HEPs associated with reduced economic production; greenness This research provides a global-scale evaluation of the impact of dam construction by using a variety of global spatial databases. In particular, it provides insight into the impacts on economy, population, and greenness of 631 recently built hydropower dams by region and dam size. It suggests that 631 recently built hydropower dams were associated with reduced local economy, population, and greenness in areas within 50 km of the dam sites, particularly in the Global South. This is contrary to claims that dams improve the livelihoods of people as well as ecosystem services. The research highlights that policy interventions are needed to address impacts on populations and urban land near small and medium dams. https://www.pnas.org/doi/full/10.1073/pnas.2108038119 (07 Feb. 2022) https://phys.org/news/2022-03-hydropower-impact-theyre-built.html (15 March 2022)
Dams becoming more dangerous to build as good sites run out With viable hydro sites scarce, dam builders around the world are pushing into high-risk areas, often based on outdated climate data. Since 1882, when the first commercial hydro plant began operation on the Fox River in Wisconsin, utilities have focused on economically viable spots where rivers flow fast enough to spin turbines. But 140 years later the most suitable sites—especially in the developed world, where financing is easier—have already been tapped, and builders are moving into more hazardous regions such as the Himalayas or deeper into protected areas like the Amazon.
Swiss Re, which insures hydroelectric projects around the world, insists on 10 years of recent, uninterrupted climate data before offering policies, says Rubem Hofliger, its head of Latin America. “The risk you had in the 1980s isn’t the risk you have in the 2020s. You take a shorter period,” he says. “The problem with developing countries is the lack of data for an adequate index.” https://www.bloomberg.com/news/features/2022-03-15/the-dangerous-future-of-hydroelectric-power (15 March 2022)

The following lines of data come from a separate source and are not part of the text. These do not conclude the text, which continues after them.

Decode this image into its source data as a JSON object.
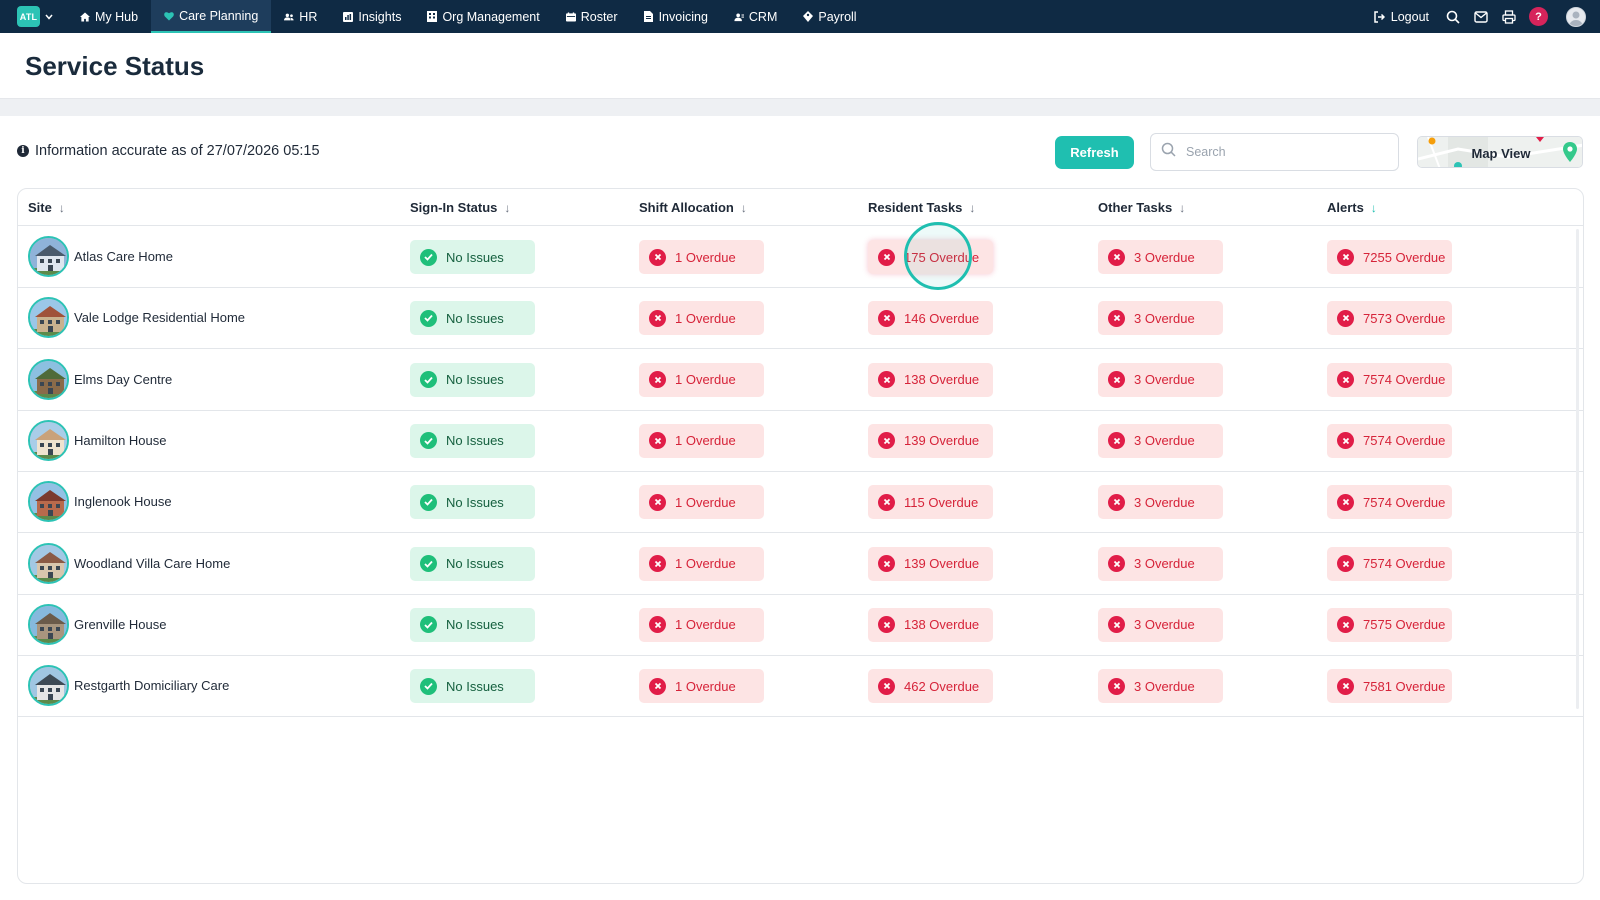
{
  "nav": {
    "logo": "ATL",
    "items": [
      {
        "label": "My Hub",
        "icon": "home-icon"
      },
      {
        "label": "Care Planning",
        "icon": "heart-icon"
      },
      {
        "label": "HR",
        "icon": "people-icon"
      },
      {
        "label": "Insights",
        "icon": "chart-icon"
      },
      {
        "label": "Org Management",
        "icon": "building-icon"
      },
      {
        "label": "Roster",
        "icon": "calendar-icon"
      },
      {
        "label": "Invoicing",
        "icon": "document-icon"
      },
      {
        "label": "CRM",
        "icon": "contacts-icon"
      },
      {
        "label": "Payroll",
        "icon": "tag-icon"
      }
    ],
    "active_index": 1,
    "logout_label": "Logout",
    "help_label": "?"
  },
  "page": {
    "title": "Service Status",
    "info_text": "Information accurate as of 27/07/2026 05:15",
    "refresh_label": "Refresh",
    "search_placeholder": "Search",
    "map_view_label": "Map View"
  },
  "table": {
    "columns": [
      "Site",
      "Sign-In Status",
      "Shift Allocation",
      "Resident Tasks",
      "Other Tasks",
      "Alerts"
    ],
    "rows": [
      {
        "site": "Atlas Care Home",
        "sign_in": "No Issues",
        "shift": "1 Overdue",
        "resident": "175 Overdue",
        "other": "3 Overdue",
        "alerts": "7255 Overdue"
      },
      {
        "site": "Vale Lodge Residential Home",
        "sign_in": "No Issues",
        "shift": "1 Overdue",
        "resident": "146 Overdue",
        "other": "3 Overdue",
        "alerts": "7573 Overdue"
      },
      {
        "site": "Elms Day Centre",
        "sign_in": "No Issues",
        "shift": "1 Overdue",
        "resident": "138 Overdue",
        "other": "3 Overdue",
        "alerts": "7574 Overdue"
      },
      {
        "site": "Hamilton House",
        "sign_in": "No Issues",
        "shift": "1 Overdue",
        "resident": "139 Overdue",
        "other": "3 Overdue",
        "alerts": "7574 Overdue"
      },
      {
        "site": "Inglenook House",
        "sign_in": "No Issues",
        "shift": "1 Overdue",
        "resident": "115 Overdue",
        "other": "3 Overdue",
        "alerts": "7574 Overdue"
      },
      {
        "site": "Woodland Villa Care Home",
        "sign_in": "No Issues",
        "shift": "1 Overdue",
        "resident": "139 Overdue",
        "other": "3 Overdue",
        "alerts": "7574 Overdue"
      },
      {
        "site": "Grenville House",
        "sign_in": "No Issues",
        "shift": "1 Overdue",
        "resident": "138 Overdue",
        "other": "3 Overdue",
        "alerts": "7575 Overdue"
      },
      {
        "site": "Restgarth Domiciliary Care",
        "sign_in": "No Issues",
        "shift": "1 Overdue",
        "resident": "462 Overdue",
        "other": "3 Overdue",
        "alerts": "7581 Overdue"
      }
    ]
  },
  "colors": {
    "nav_bg": "#0f2a44",
    "accent": "#1fbfb0",
    "ok_bg": "#dcf6ea",
    "ok_text": "#15603f",
    "bad_bg": "#fde4e4",
    "bad_text": "#d62339"
  }
}
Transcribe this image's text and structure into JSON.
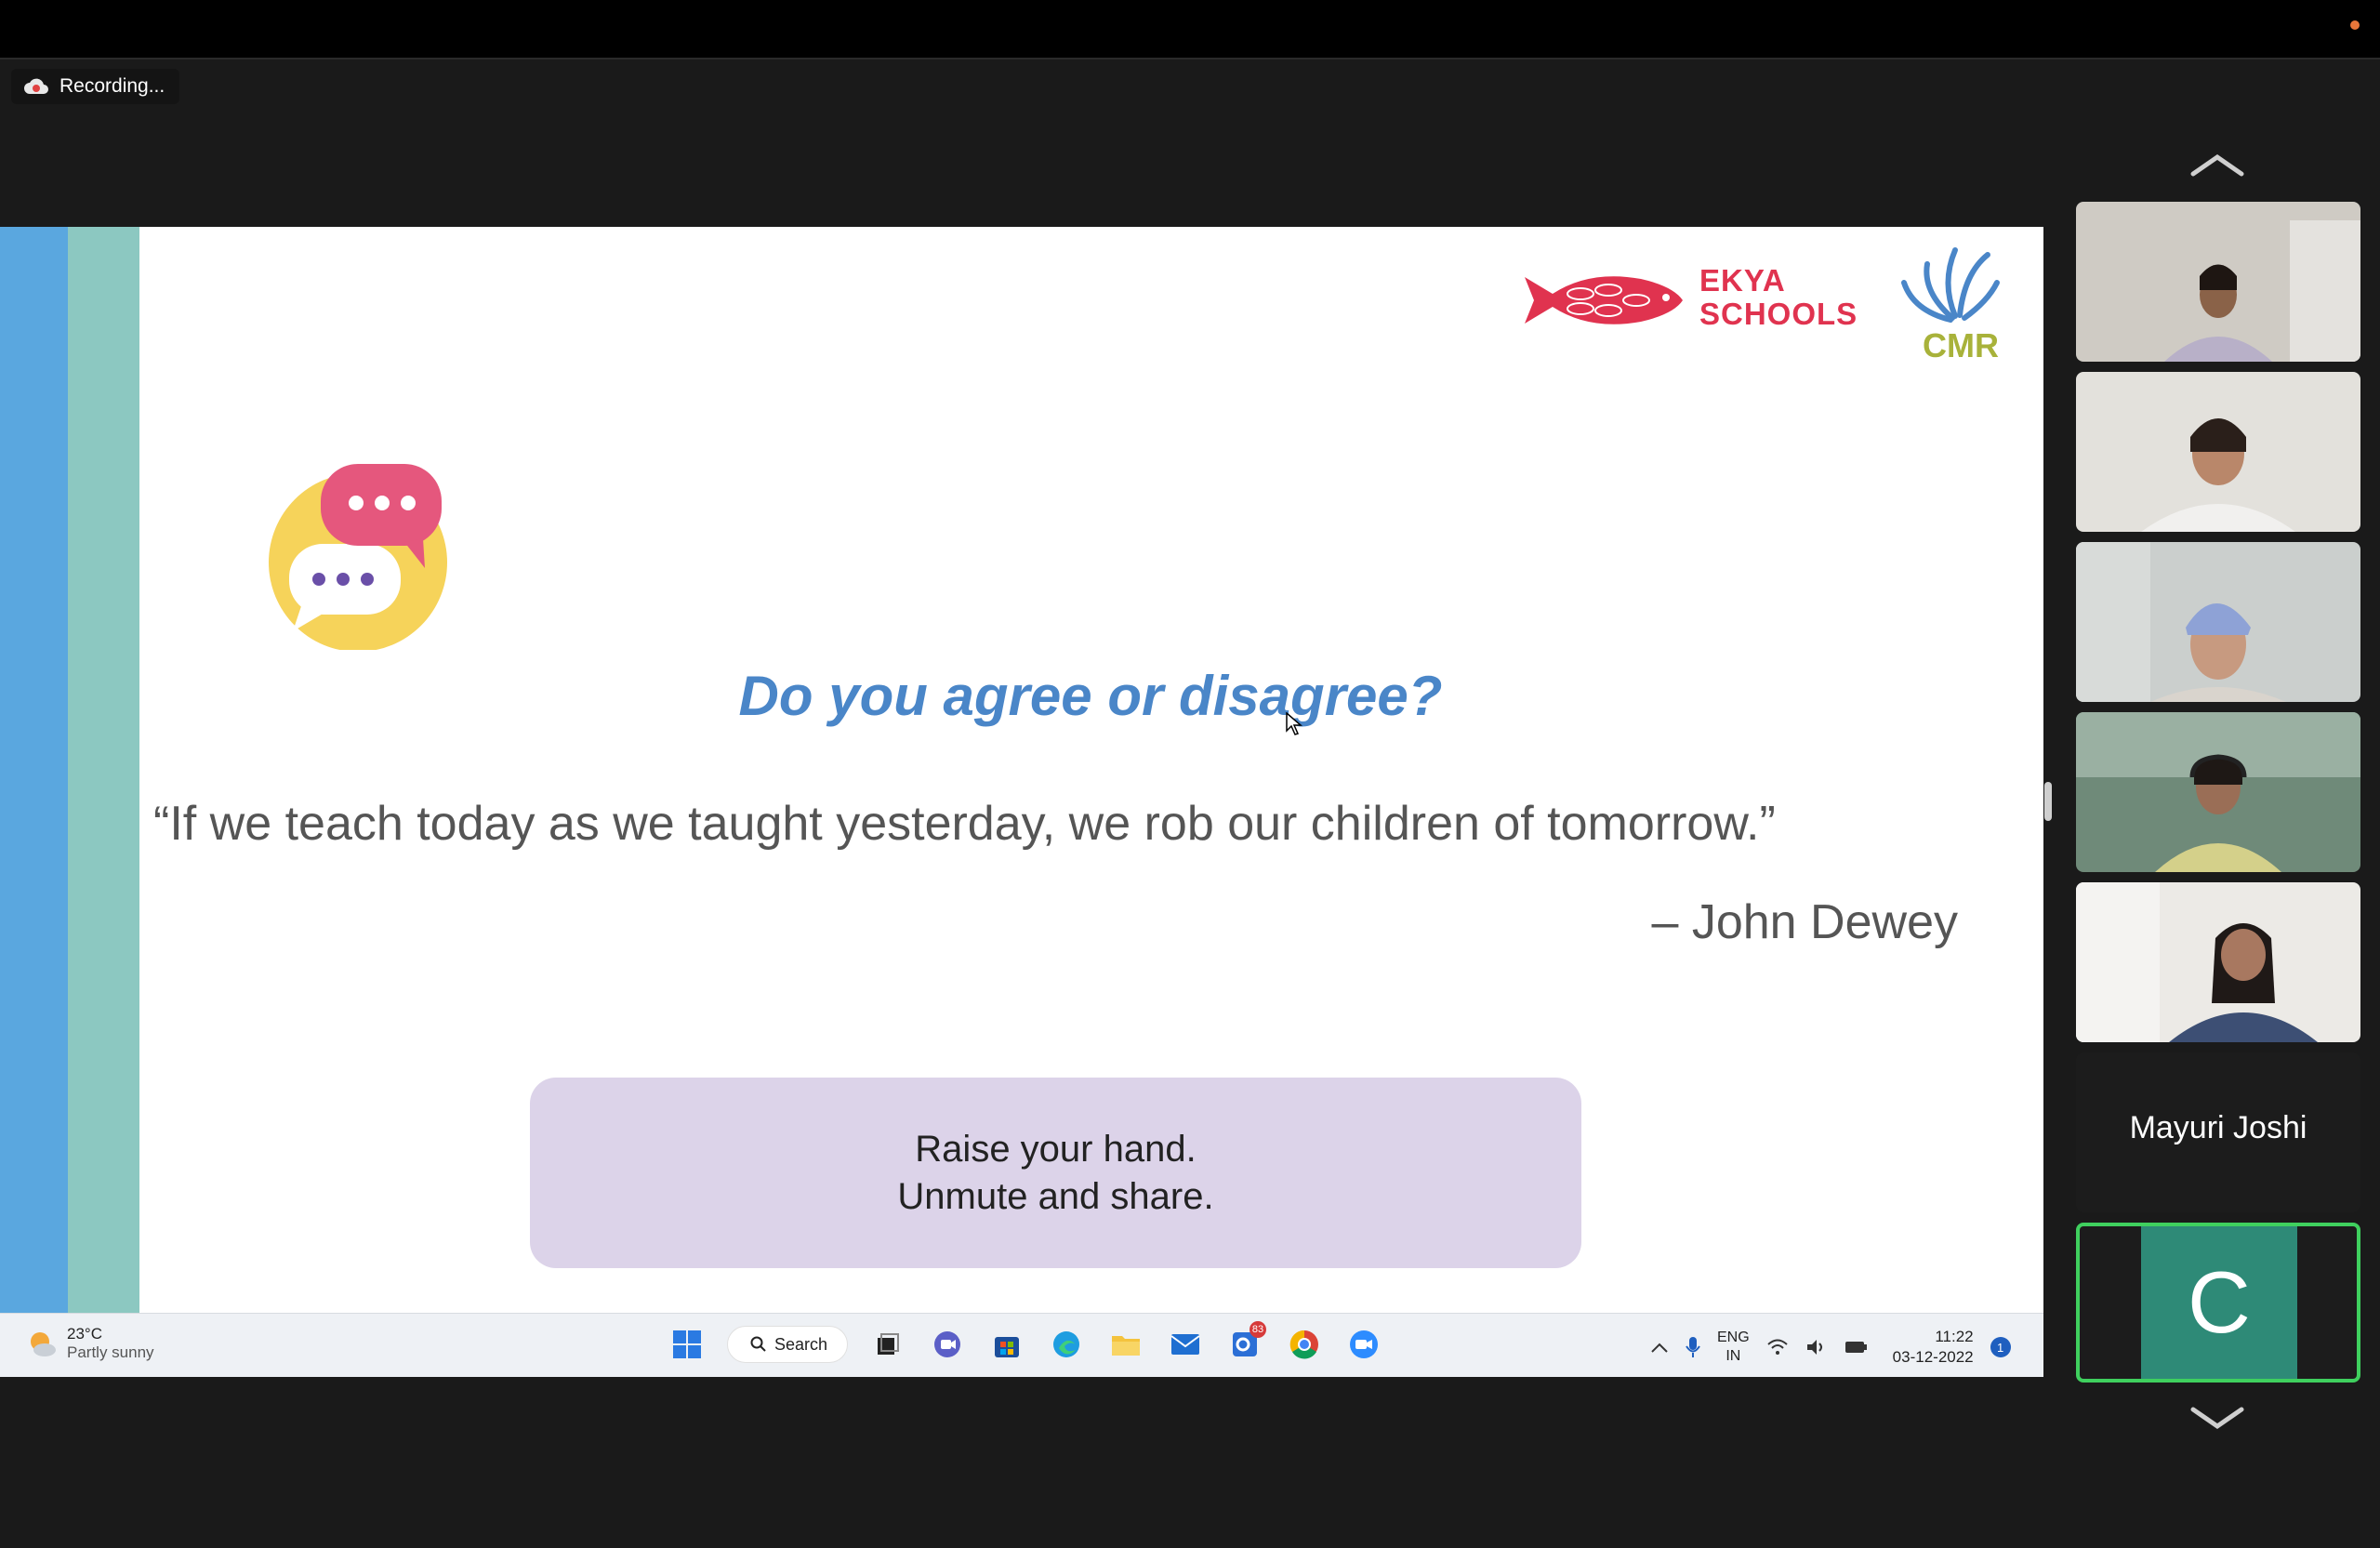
{
  "recording": {
    "label": "Recording..."
  },
  "slide": {
    "logo_text_line1": "EKYA",
    "logo_text_line2": "SCHOOLS",
    "logo_cmr": "CMR",
    "title": "Do you agree or disagree?",
    "quote": "“If we teach today as we taught yesterday, we rob our children of tomorrow.”",
    "author": "– John Dewey",
    "callout_line1": "Raise your hand.",
    "callout_line2": "Unmute and share."
  },
  "taskbar": {
    "weather_temp": "23°C",
    "weather_desc": "Partly sunny",
    "search_label": "Search",
    "lang_line1": "ENG",
    "lang_line2": "IN",
    "time": "11:22",
    "date": "03-12-2022",
    "notification_count": "1",
    "badge_count": "83"
  },
  "participants": {
    "tiles": [
      {
        "type": "video"
      },
      {
        "type": "video"
      },
      {
        "type": "video"
      },
      {
        "type": "video"
      },
      {
        "type": "video"
      }
    ],
    "named_tile": "Mayuri Joshi",
    "avatar_initial": "C"
  },
  "colors": {
    "accent_blue": "#4a86c8",
    "brand_red": "#e0334f",
    "callout_bg": "#dcd3e9",
    "active_speaker": "#3fd05e"
  }
}
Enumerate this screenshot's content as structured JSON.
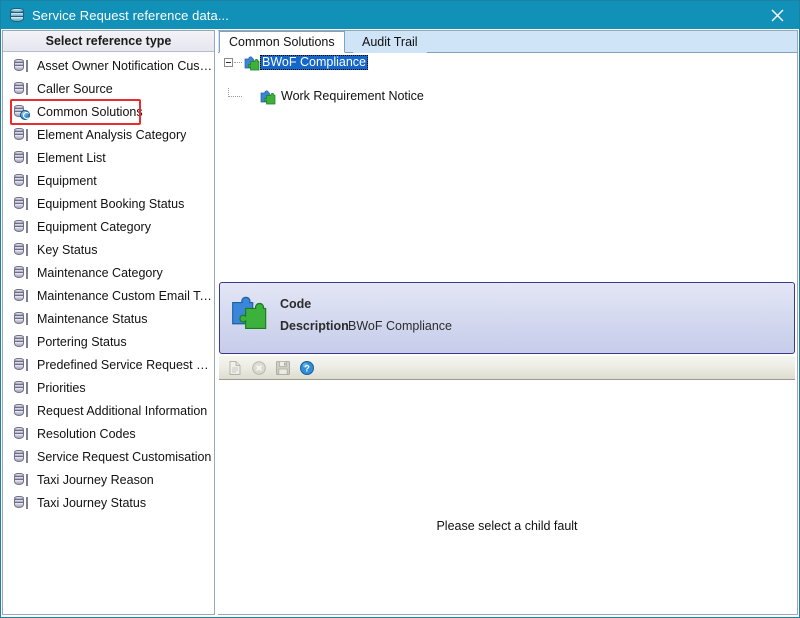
{
  "window": {
    "title": "Service Request reference data...",
    "title_icon": "database-icon",
    "close_label": "×",
    "titlebar_color": "#1291b8"
  },
  "sidebar": {
    "header": "Select reference type",
    "selected_item": "Common Solutions",
    "items": [
      {
        "label": "Asset Owner Notification Custom...",
        "icon": "database-icon"
      },
      {
        "label": "Caller Source",
        "icon": "database-icon"
      },
      {
        "label": "Common Solutions",
        "icon": "database-refresh-icon"
      },
      {
        "label": "Element Analysis Category",
        "icon": "database-icon"
      },
      {
        "label": "Element List",
        "icon": "database-icon"
      },
      {
        "label": "Equipment",
        "icon": "database-icon"
      },
      {
        "label": "Equipment Booking Status",
        "icon": "database-icon"
      },
      {
        "label": "Equipment Category",
        "icon": "database-icon"
      },
      {
        "label": "Key Status",
        "icon": "database-icon"
      },
      {
        "label": "Maintenance Category",
        "icon": "database-icon"
      },
      {
        "label": "Maintenance Custom Email Text",
        "icon": "database-icon"
      },
      {
        "label": "Maintenance Status",
        "icon": "database-icon"
      },
      {
        "label": "Portering Status",
        "icon": "database-icon"
      },
      {
        "label": "Predefined Service Request Events",
        "icon": "database-icon"
      },
      {
        "label": "Priorities",
        "icon": "database-icon"
      },
      {
        "label": "Request Additional Information",
        "icon": "database-icon"
      },
      {
        "label": "Resolution Codes",
        "icon": "database-icon"
      },
      {
        "label": "Service Request Customisation",
        "icon": "database-icon"
      },
      {
        "label": "Taxi Journey Reason",
        "icon": "database-icon"
      },
      {
        "label": "Taxi Journey Status",
        "icon": "database-icon"
      }
    ],
    "highlight_color": "#ec2c2c"
  },
  "content": {
    "tabs": [
      {
        "label": "Common Solutions",
        "active": true
      },
      {
        "label": "Audit Trail",
        "active": false
      }
    ],
    "tree": {
      "root": {
        "label": "BWoF Compliance",
        "icon": "puzzle-icon",
        "selected": true,
        "expanded": true
      },
      "children": [
        {
          "label": "Work Requirement Notice",
          "icon": "puzzle-icon",
          "selected": false
        }
      ]
    },
    "detail": {
      "icon": "puzzle-icon",
      "code_label": "Code",
      "code_value": "",
      "description_label": "Description",
      "description_value": "BWoF Compliance"
    },
    "toolbar": [
      {
        "name": "new-icon",
        "label": "New",
        "enabled": false
      },
      {
        "name": "delete-icon",
        "label": "Delete",
        "enabled": false
      },
      {
        "name": "save-icon",
        "label": "Save",
        "enabled": false
      },
      {
        "name": "help-icon",
        "label": "Help",
        "enabled": true
      }
    ],
    "empty_message": "Please select a child fault"
  }
}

10 reasons why hydro dams are false climate solution Not only does hydroelectric power fail to prevent catastrophic climate change, but it also renders countries more vulnerable to climate change while emitting significant amounts of methane, one of the worst greenhouse gases. A river is a spectacular living corridor that feeds forests, fisheries, coastal ecosystems, and farmlands; transports life-sustaining organic matter and nutrients; provides drinking water; fosters cultural connection; and prevents carbon dioxide from entering the atmosphere. A river supports staggeringly rich biodiversity. One major way we negate rivers’ many benefits is by building dams. Here are 10 key reasons why dams are a false solution to the climate crisis. https://www.alternet.org/2022/04/hydropower-dams-false-climate-solution (06 April 2022)
Compiled by Bhim Singh Rawat (firstname.lastname@example.org)